Newark Think Tank works to find solutions for community poverty

Sometimes a small change makes a huge difference in the community you are involved in.

In 2014, community members in Newark, Ohio formed the grassroots organizing group, the Newark Think Tank on Poverty (NTTP.) Their intention began with a focus on the various ways to work on solving problems in the community by utilizing members of the community who may be facing similar situations.

According to their website, problems involve obtaining sustainable work, safe housing and accessible transportation. One of the NTTP’s primary focuses is closing the gap in services and working against unemployment and poverty.

NTTP is separated into various committees and projects to work on addressing these issues. It is grounded in educating the community and trying to collectivize individuals in Newark that are the victims of gaps and overlaps in services (services that range from job and family to the local healthcare system.)

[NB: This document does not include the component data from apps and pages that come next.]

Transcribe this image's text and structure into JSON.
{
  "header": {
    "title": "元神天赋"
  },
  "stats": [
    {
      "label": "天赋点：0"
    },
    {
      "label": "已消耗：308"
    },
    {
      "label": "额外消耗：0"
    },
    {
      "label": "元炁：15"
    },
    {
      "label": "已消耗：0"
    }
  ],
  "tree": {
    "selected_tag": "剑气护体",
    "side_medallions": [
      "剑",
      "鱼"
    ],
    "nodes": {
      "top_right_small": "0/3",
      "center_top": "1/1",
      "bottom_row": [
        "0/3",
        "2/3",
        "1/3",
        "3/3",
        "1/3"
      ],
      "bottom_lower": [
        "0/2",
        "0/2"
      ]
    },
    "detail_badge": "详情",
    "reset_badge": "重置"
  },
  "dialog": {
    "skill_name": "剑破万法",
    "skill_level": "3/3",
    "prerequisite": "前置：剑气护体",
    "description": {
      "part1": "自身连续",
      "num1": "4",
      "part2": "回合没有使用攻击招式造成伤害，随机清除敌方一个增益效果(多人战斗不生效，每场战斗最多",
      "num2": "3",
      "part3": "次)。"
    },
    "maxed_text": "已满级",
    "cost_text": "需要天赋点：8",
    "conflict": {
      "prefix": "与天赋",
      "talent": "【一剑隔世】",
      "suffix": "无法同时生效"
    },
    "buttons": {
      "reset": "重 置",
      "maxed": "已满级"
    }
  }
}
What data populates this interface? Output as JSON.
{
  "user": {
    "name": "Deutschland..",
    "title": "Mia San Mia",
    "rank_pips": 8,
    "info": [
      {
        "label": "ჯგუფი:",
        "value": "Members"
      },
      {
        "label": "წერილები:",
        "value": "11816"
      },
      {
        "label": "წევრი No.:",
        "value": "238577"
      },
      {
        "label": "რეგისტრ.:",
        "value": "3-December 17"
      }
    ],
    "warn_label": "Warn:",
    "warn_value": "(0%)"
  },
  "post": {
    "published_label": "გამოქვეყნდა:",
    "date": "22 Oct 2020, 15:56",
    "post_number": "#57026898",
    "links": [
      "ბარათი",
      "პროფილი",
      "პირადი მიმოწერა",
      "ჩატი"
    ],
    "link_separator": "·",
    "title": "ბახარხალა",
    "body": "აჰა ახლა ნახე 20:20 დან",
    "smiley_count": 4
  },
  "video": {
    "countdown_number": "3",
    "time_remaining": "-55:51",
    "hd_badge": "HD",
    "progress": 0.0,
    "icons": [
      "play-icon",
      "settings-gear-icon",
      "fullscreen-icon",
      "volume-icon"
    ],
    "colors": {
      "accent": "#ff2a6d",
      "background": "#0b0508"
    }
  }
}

The focus is primarily on representation. A common phrase heard at NTTP meetings is, “the pursuit of seats at the table.” This means that by putting more people on the ground-level (in terms of receiving services) at the same table with those making decisions, more decisions will be made that benefit the people receiving these kinds of services.

English major Kellon Patey ‘19 began to work with the NTTP during the first week of his sophomore year after looking to get more involved in service. As a member of the leadership committee, one of his leading focuses is on making re-entry transitions for some people run more smoothly than it is.

“One thing that the Think Tank has really taught me is that working at the Grassroots level really is fulfilling. It’s something that feels very real and more conducive to building relationships. It’s taught me so much from people I never thought I would be learning things from,” said Patey.

NTTP emphasizes that the real experts on topics such as poverty, addiction, the prison system and healthcare in small towns are the people themselves and seek to listen to how people can be helped.

More recently, the NTTP is working to get meth categorized as a life-threatening drug, even though the FDA still does not list it as such. For every opiate-related arrest, a drug that is considered life threatening, there are two meth-related arrests. The NTTP wants to raise awareness for meth-addiction and continue to close the gap between those suffering and those with solutions.

NTTP succeeded at convincing the local government — and Denison — to remove the box on job applications that signal an applicant has committed a felony. Employers often toss job applications at first sight of the checked box. Abolishing the “box” means that those with felonies on their record can now at least get their foot in the door before being disregarded by an employer.

Thanks to the eradication of the box, more people now have better chances of getting jobs who did not before. NTTP knows that it is incredibly important for everyone, but especially those reentering society from prison, rehabs and hospitals.

For more information on getting involved with NTTP, contact Kellon Patey at patey_k1@denison.edu